Start of Supplied information

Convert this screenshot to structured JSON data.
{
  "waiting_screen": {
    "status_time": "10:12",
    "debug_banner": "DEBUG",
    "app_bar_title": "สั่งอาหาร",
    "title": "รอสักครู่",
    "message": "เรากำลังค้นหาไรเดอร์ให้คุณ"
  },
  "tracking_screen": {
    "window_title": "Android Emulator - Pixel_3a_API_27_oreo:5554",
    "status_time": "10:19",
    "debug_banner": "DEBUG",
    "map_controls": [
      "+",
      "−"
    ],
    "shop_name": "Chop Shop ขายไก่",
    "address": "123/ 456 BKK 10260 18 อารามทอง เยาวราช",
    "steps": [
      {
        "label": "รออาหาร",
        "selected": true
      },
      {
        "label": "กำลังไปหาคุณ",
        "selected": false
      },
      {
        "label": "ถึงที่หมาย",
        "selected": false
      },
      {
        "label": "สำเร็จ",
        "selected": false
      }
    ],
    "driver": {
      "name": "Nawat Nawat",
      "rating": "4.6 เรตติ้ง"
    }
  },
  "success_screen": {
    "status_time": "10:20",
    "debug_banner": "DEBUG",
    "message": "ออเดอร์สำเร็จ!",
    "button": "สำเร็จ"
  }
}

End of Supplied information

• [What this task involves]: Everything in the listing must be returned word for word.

• [Answer]:
Convert this screenshot to structured JSON data.
{
  "waiting_screen": {
    "status_time": "10:12",
    "debug_banner": "DEBUG",
    "app_bar_title": "สั่งอาหาร",
    "title": "รอสักครู่",
    "message": "เรากำลังค้นหาไรเดอร์ให้คุณ"
  },
  "tracking_screen": {
    "window_title": "Android Emulator - Pixel_3a_API_27_oreo:5554",
    "status_time": "10:19",
    "debug_banner": "DEBUG",
    "map_controls": [
      "+",
      "−"
    ],
    "shop_name": "Chop Shop ขายไก่",
    "address": "123/ 456 BKK 10260 18 อารามทอง เยาวราช",
    "steps": [
      {
        "label": "รออาหาร",
        "selected": true
      },
      {
        "label": "กำลังไปหาคุณ",
        "selected": false
      },
      {
        "label": "ถึงที่หมาย",
        "selected": false
      },
      {
        "label": "สำเร็จ",
        "selected": false
      }
    ],
    "driver": {
      "name": "Nawat Nawat",
      "rating": "4.6 เรตติ้ง"
    }
  },
  "success_screen": {
    "status_time": "10:20",
    "debug_banner": "DEBUG",
    "message": "ออเดอร์สำเร็จ!",
    "button": "สำเร็จ"
  }
}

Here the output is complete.